State taxing authority suffers from little of the structural impediments that the Constitution imposes on the federal government’s taxing power but the states’ power to tax is subject to the restrictions imposed on the exercise of any state action by the Constitution. The most significant obstacles to the states’ assertion of their taxing authority have been the Due Process Clause and the Commerce Clause. The Due Process Clause concerns itself with fairness while the Commerce Clause concerns itself with a functioning national economy. Although the two restrictions have different objectives, for quite some time both restrictions shared one attribute—a taxpayer physical presence test.
Business practices evolved in response to technological developments and the ability of enterprises to avail themselves of a forum state’s markets with little or no traditional physical presence in the state resulted in the elimination of the physical presence test for Due Process purposes almost thirty years ago. The subsequent exponential growth of electronic commerce finally led to the demise of the physical presence test for Commerce Clause purposes as a result of the Court’s recent decision in South Dakota v. Wayfair. However, a six decades old statute remains an impediment to the states’ ability to exercise income tax jurisdiction over the income earned by remote sellers of tangible personal property.
In a case unrelated to state taxing authority during the same term, the Court in Murphy v. National Collegiate Athletic Association struck down a federal law that prohibited states from authorizing sports gambling. According to the Court, the federal law impermissibly commandeered state legislatures. A critical holding in that case was that a federal law that prohibits state action is subject to the anti-commandeering doctrine similar to federal laws that mandate state action. The federal statute that limits the states’ ability to tax is very similar to the gambling statute that the Court struck down—it prohibits states from enacting otherwise permissible legislation without establishing a corresponding federal regulatory regime. In short, the statute commandeers the states similarly to the gambling statute. As a result, the statute is an impermissible encroachment of state sovereignty.

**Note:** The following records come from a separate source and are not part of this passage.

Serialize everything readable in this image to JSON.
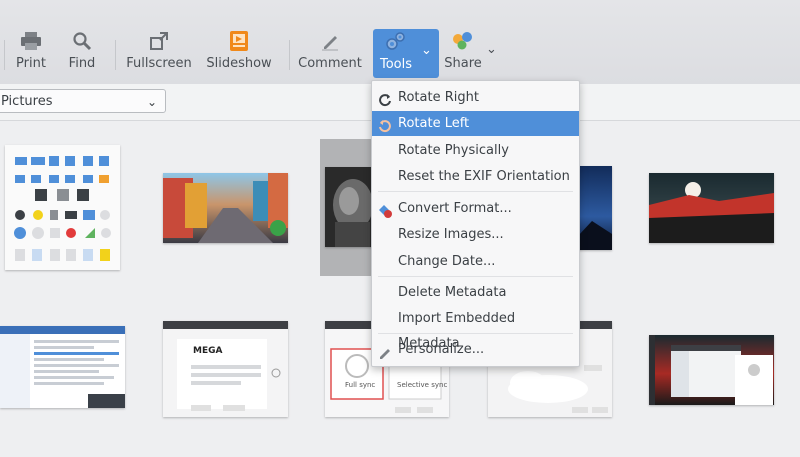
{
  "toolbar": {
    "print": "Print",
    "find": "Find",
    "fullscreen": "Fullscreen",
    "slideshow": "Slideshow",
    "comment": "Comment",
    "tools": "Tools",
    "share": "Share"
  },
  "path": {
    "current": "Pictures"
  },
  "tools_menu": {
    "items": [
      "Rotate Right",
      "Rotate Left",
      "Rotate Physically",
      "Reset the EXIF Orientation",
      "Convert Format...",
      "Resize Images...",
      "Change Date...",
      "Delete Metadata",
      "Import Embedded Metadata",
      "Personalize..."
    ],
    "highlighted": "Rotate Left"
  },
  "thumbnails": {
    "mega_logo": "MEGA",
    "full_sync": "Full sync",
    "selective_sync": "Selective sync"
  },
  "colors": {
    "accent": "#4f8fd9",
    "toolbar_bg": "#dcdde1",
    "gallery_bg": "#eeeff1"
  }
}
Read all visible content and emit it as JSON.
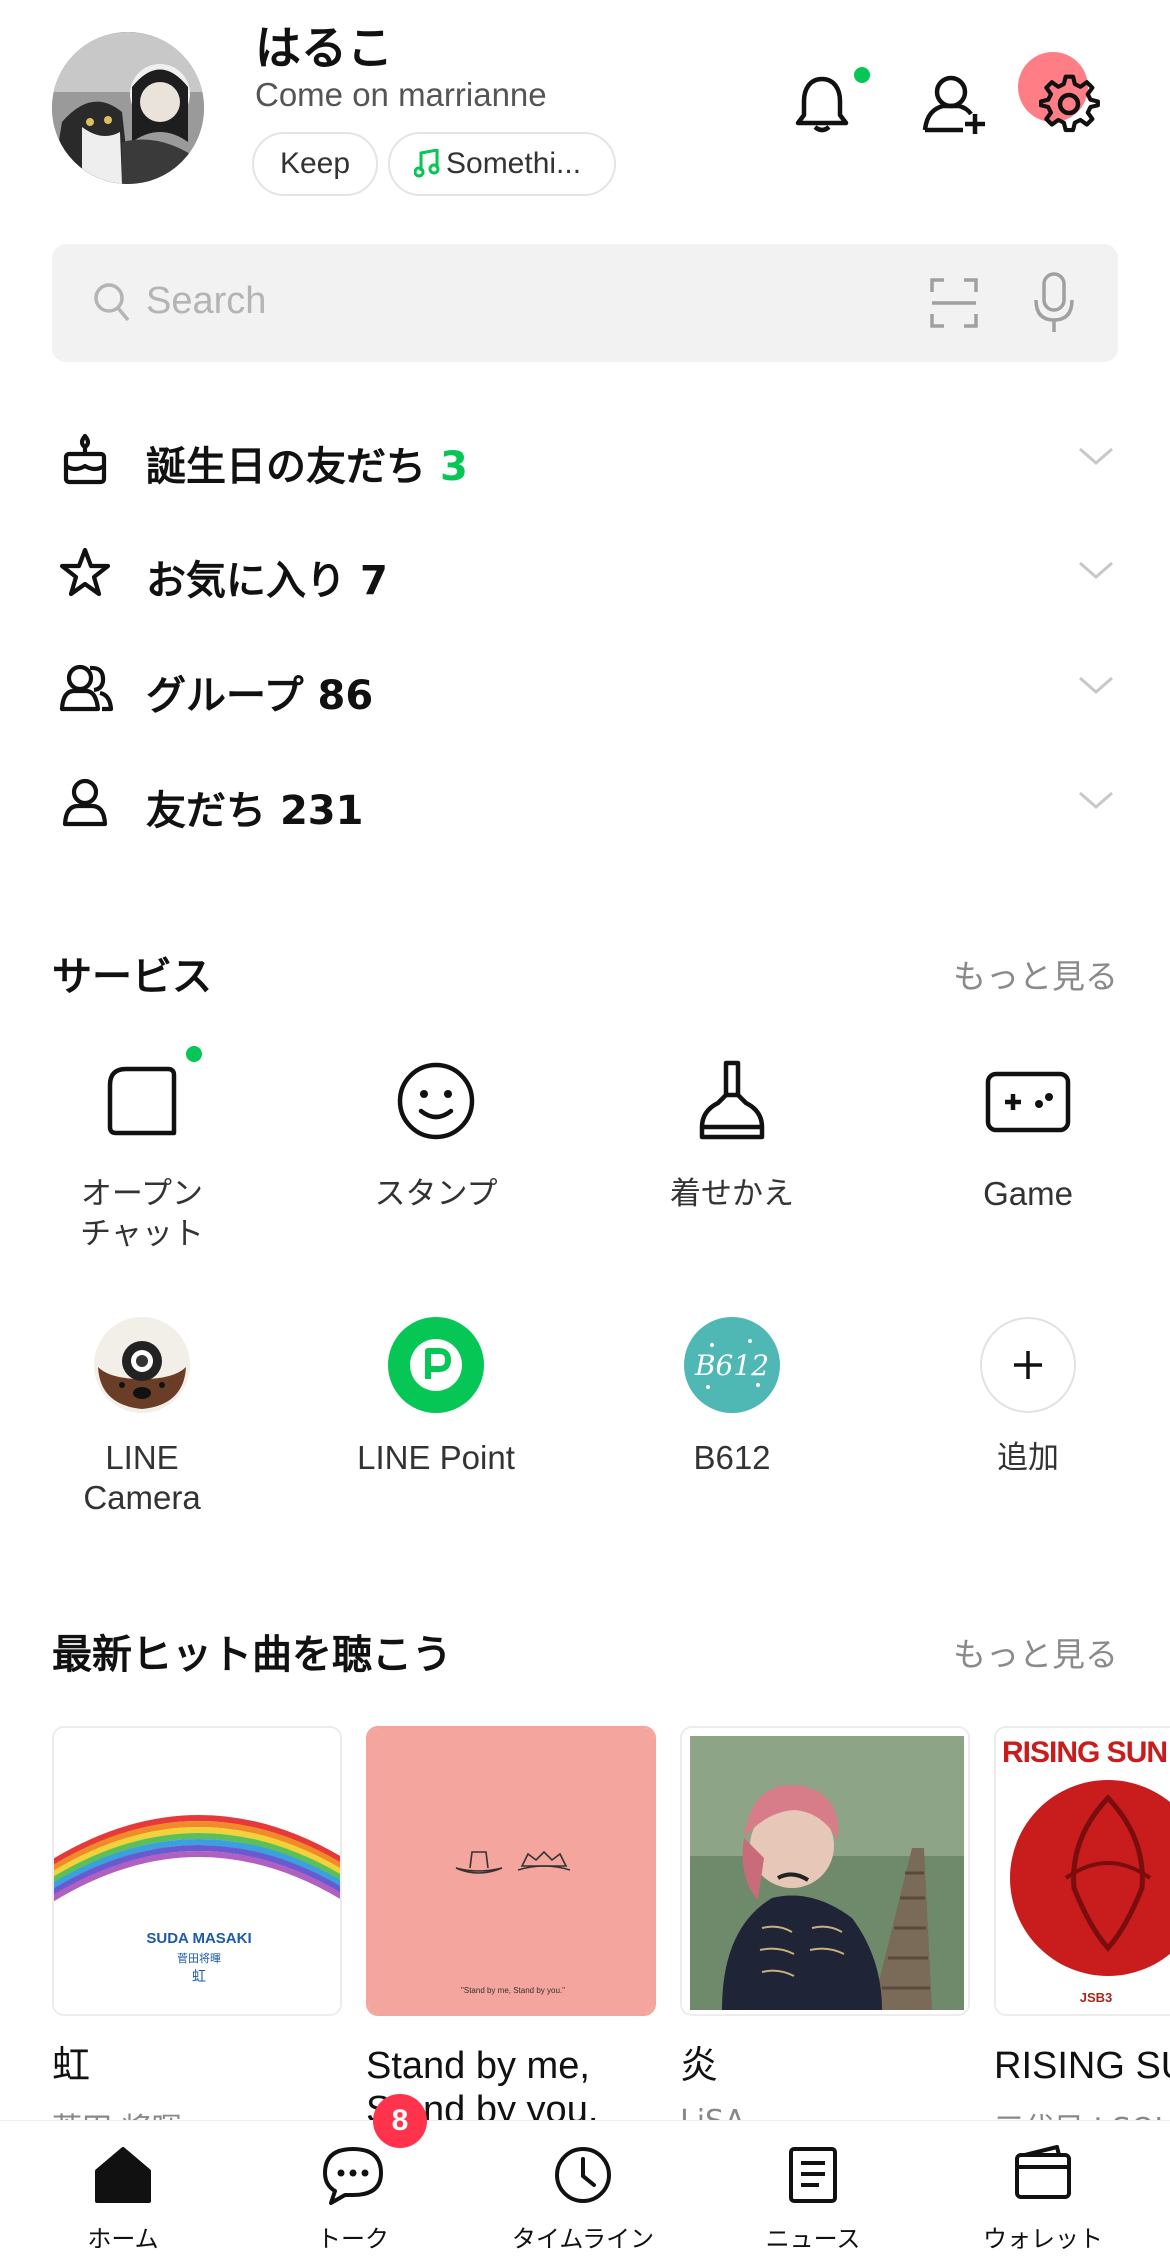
{
  "profile": {
    "name": "はるこ",
    "status_message": "Come on marrianne",
    "keep_label": "Keep",
    "bgm_label": "Somethi..."
  },
  "header": {
    "icons": [
      "bell-icon",
      "add-friend-icon",
      "settings-icon"
    ],
    "notification_dot": true
  },
  "search": {
    "placeholder": "Search"
  },
  "friend_sections": [
    {
      "icon": "cake-icon",
      "label": "誕生日の友だち",
      "count": "3",
      "count_color": "#06c755"
    },
    {
      "icon": "star-icon",
      "label": "お気に入り",
      "count": "7"
    },
    {
      "icon": "group-icon",
      "label": "グループ",
      "count": "86"
    },
    {
      "icon": "friend-icon",
      "label": "友だち",
      "count": "231"
    }
  ],
  "services": {
    "title": "サービス",
    "more": "もっと見る",
    "items": [
      {
        "label_line1": "オープン",
        "label_line2": "チャット",
        "icon": "open-chat-icon",
        "new_dot": true
      },
      {
        "label_line1": "スタンプ",
        "icon": "sticker-icon"
      },
      {
        "label_line1": "着せかえ",
        "icon": "theme-brush-icon"
      },
      {
        "label_line1": "Game",
        "icon": "game-controller-icon"
      },
      {
        "label_line1": "LINE",
        "label_line2": "Camera",
        "icon": "line-camera-icon"
      },
      {
        "label_line1": "LINE Point",
        "icon": "line-point-icon"
      },
      {
        "label_line1": "B612",
        "icon": "b612-icon"
      },
      {
        "label_line1": "追加",
        "icon": "plus-icon"
      }
    ]
  },
  "music": {
    "title": "最新ヒット曲を聴こう",
    "more": "もっと見る",
    "tracks": [
      {
        "title": "虹",
        "artist": "菅田 将暉",
        "cover_text_1": "SUDA MASAKI",
        "cover_text_2": "菅田将暉",
        "cover_text_3": "虹"
      },
      {
        "title_line1": "Stand by me,",
        "title_line2": "Stand by you.",
        "cover_text": "\"Stand by me, Stand by you.\""
      },
      {
        "title": "炎",
        "artist": "LiSA"
      },
      {
        "title": "RISING SUN TO THE SKY",
        "artist": "三代目 J SOUL BROTHERS",
        "cover_text_1": "RISING SUN TO T",
        "cover_text_2": "JSB3"
      }
    ]
  },
  "bottom_nav": [
    {
      "label": "ホーム",
      "icon": "home-icon",
      "active": true
    },
    {
      "label": "トーク",
      "icon": "chat-icon",
      "badge": "8"
    },
    {
      "label": "タイムライン",
      "icon": "clock-icon"
    },
    {
      "label": "ニュース",
      "icon": "news-icon"
    },
    {
      "label": "ウォレット",
      "icon": "wallet-icon"
    }
  ],
  "colors": {
    "accent": "#06c755",
    "badge": "#ff334b"
  }
}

Part I of this Article discusses the Due Process and Commerce Clause limitations on states’ taxing powers and the eventual demise of the physical presence test as a result of Court’s holdings in Quill Corp. v. North Dakota and, more recently, South Dakota v. Wayfair. This part also discusses Pub. L. No. 86-272, the longstanding prohibition imposed on states with regard to the taxation of income derived by remote sellers of tangible personal property. Part II discusses the anti-commandeering doctrine. This doctrine has surfaced as a significant bulwark for federalism over the past three decades and led to the demise of the federal sports gambling legislation as a result of the Court’s recent decision in Murphy. This part concludes with an analysis of the case and its potential application to the tax statute.
Matthew A. Melone,
Pub. L. No. 86-272 and the Anti-Commandeering Doctrine: Is This Anachronism Constitutionally Vulnerable After Murphy v. NCAA?,
Mich. Bus. & Entrepreneurial L. Rev.
Available at: https://repository.law.umich.edu/mbelr/vol9/iss2/3